Start of INFORMATION PROVIDED

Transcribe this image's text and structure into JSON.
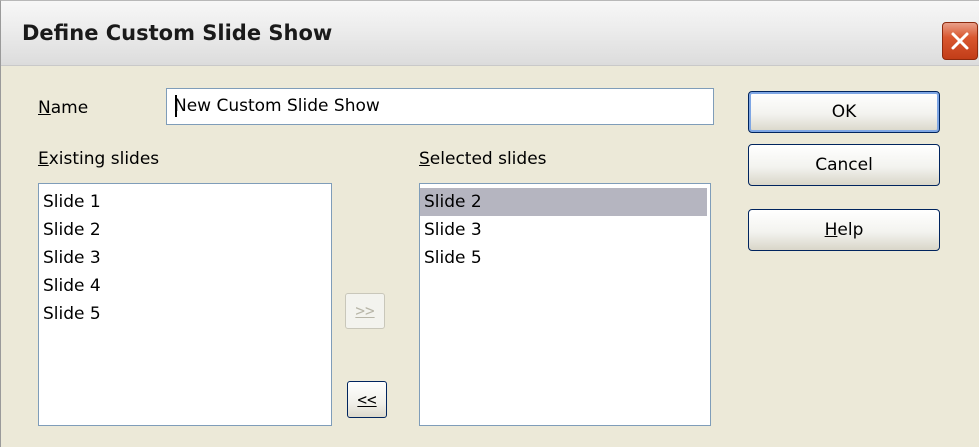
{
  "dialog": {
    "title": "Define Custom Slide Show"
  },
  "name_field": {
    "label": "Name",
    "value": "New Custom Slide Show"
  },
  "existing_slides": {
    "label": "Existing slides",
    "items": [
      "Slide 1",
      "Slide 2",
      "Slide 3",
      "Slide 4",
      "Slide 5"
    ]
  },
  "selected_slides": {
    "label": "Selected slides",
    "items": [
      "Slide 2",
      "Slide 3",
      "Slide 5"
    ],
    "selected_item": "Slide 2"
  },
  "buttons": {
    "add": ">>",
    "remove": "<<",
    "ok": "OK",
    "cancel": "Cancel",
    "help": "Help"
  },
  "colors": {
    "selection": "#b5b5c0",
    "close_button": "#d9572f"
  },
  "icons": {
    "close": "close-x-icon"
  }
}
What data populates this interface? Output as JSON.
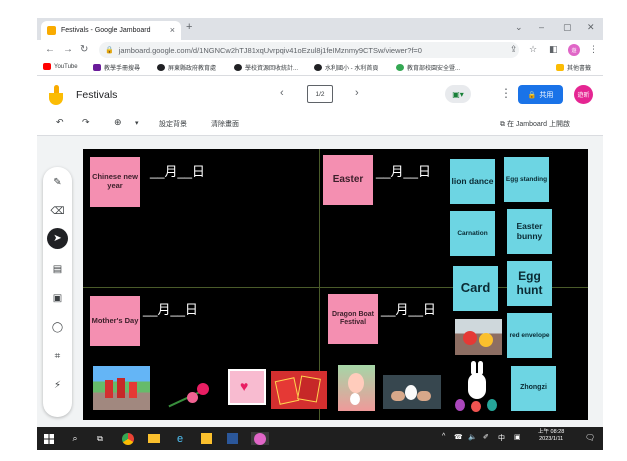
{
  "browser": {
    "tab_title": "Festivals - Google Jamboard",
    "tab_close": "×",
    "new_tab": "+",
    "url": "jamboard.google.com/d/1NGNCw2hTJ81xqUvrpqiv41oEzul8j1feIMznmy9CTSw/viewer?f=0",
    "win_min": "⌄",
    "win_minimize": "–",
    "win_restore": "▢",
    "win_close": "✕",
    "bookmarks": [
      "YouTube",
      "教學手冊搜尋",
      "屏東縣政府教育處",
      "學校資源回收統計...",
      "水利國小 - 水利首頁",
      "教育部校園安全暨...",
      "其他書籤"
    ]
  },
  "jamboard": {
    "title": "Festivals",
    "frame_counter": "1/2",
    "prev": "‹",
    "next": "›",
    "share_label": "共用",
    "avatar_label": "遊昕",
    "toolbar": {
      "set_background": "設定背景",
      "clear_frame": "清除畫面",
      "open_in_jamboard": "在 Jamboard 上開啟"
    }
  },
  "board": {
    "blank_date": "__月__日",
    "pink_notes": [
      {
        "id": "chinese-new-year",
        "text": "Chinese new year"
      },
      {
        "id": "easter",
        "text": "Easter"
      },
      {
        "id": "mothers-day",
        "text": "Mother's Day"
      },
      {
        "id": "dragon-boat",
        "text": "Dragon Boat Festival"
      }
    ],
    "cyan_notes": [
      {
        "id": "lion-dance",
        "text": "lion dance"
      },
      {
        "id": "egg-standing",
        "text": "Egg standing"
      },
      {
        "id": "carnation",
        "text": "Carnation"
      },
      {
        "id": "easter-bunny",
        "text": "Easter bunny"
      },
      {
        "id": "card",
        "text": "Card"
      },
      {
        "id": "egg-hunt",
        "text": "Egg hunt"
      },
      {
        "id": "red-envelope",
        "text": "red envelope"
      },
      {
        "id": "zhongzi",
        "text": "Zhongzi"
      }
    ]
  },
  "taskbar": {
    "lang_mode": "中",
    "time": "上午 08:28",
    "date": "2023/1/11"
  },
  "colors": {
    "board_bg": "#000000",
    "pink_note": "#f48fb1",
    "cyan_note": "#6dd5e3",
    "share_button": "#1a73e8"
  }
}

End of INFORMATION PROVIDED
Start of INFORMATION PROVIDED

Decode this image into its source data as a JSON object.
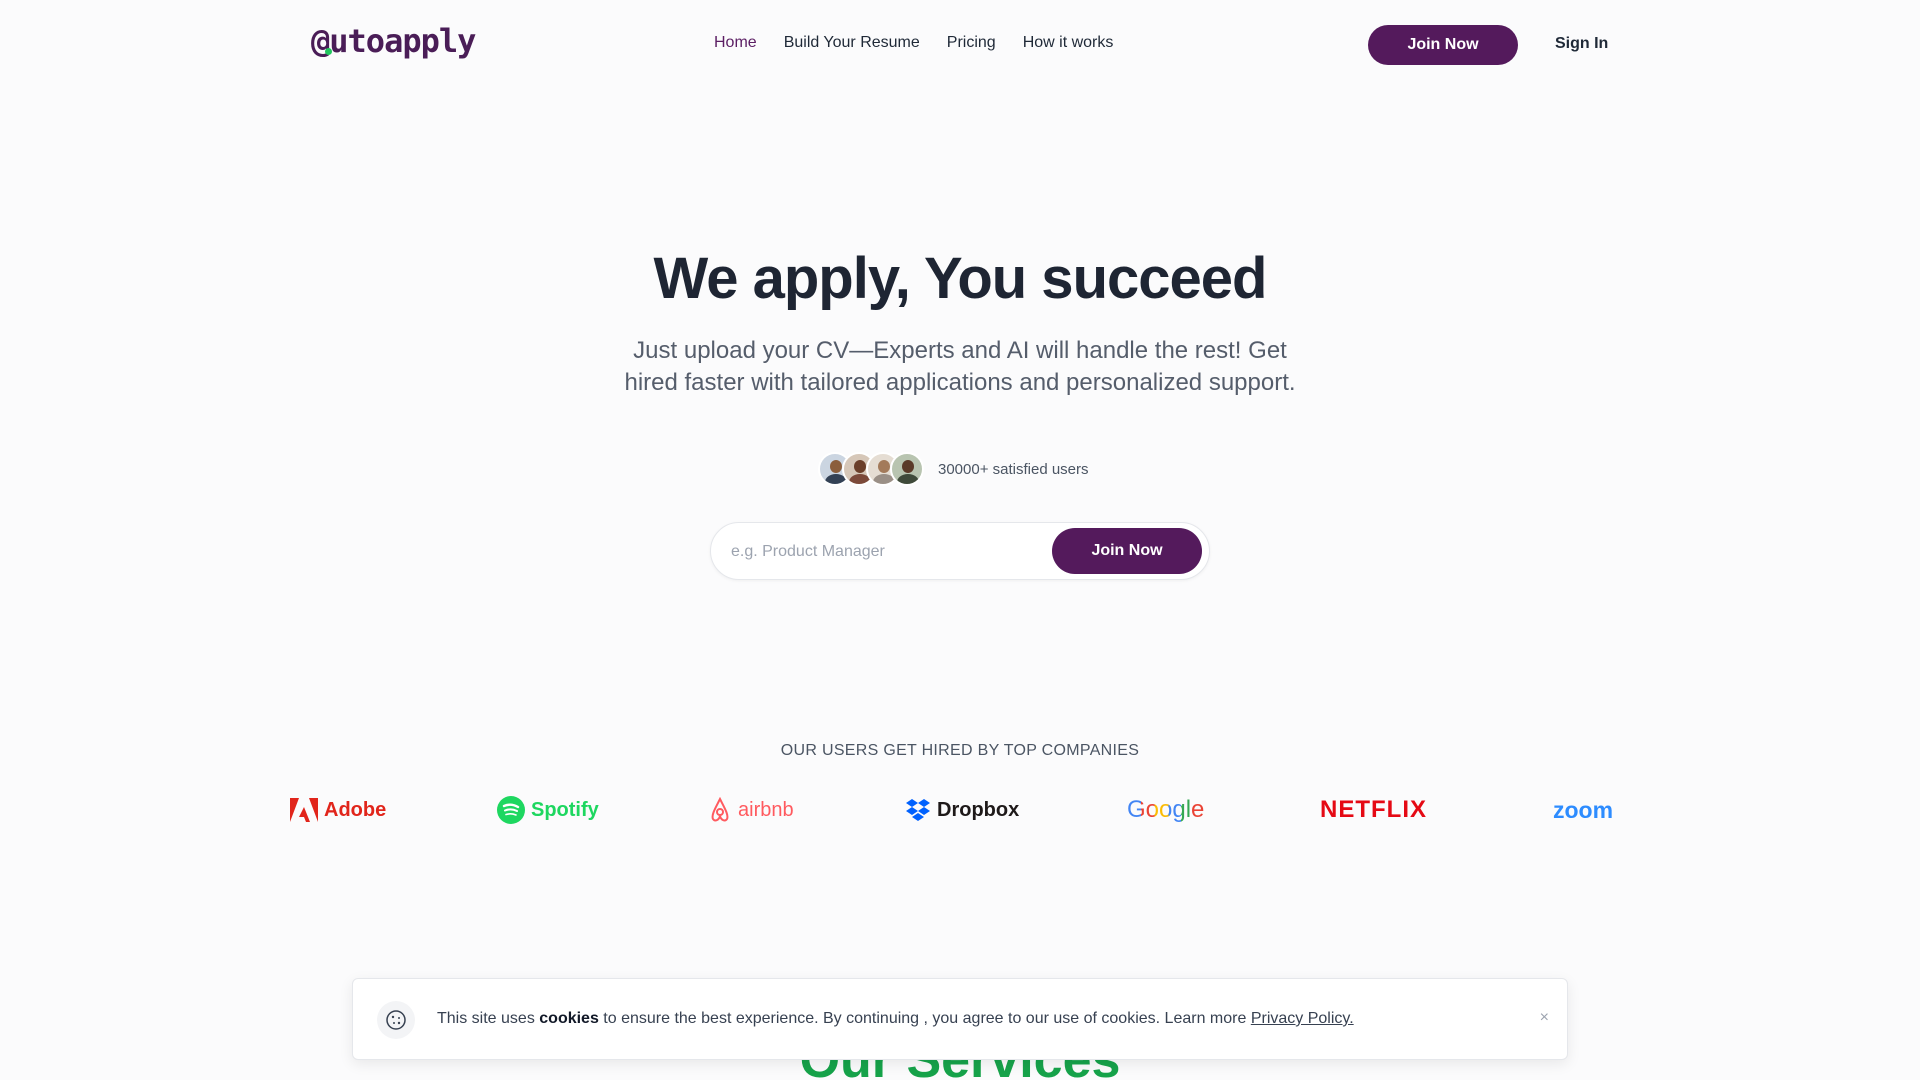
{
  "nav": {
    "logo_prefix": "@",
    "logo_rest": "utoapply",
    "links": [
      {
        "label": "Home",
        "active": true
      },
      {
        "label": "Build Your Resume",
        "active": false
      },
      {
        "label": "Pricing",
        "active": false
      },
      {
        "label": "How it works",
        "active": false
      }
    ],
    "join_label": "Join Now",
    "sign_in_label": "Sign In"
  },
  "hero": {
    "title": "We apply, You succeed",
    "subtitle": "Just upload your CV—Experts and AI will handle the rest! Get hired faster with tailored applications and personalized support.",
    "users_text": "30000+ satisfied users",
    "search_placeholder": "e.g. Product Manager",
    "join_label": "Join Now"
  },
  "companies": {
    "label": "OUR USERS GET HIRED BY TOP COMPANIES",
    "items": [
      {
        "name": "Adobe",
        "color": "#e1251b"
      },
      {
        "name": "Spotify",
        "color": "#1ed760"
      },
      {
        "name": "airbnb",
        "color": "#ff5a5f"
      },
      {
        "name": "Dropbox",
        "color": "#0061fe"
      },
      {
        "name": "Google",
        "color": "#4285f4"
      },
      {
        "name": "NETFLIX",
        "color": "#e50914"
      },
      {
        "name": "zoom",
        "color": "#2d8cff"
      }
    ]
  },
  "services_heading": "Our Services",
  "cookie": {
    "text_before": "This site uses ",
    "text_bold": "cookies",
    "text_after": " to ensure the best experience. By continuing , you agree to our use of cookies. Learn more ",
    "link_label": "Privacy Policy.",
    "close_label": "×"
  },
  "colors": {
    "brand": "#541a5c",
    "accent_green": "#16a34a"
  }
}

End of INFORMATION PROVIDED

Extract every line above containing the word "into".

Transcribe this image's text and structure into JSON.
Decode this image into its source data as a JSON object.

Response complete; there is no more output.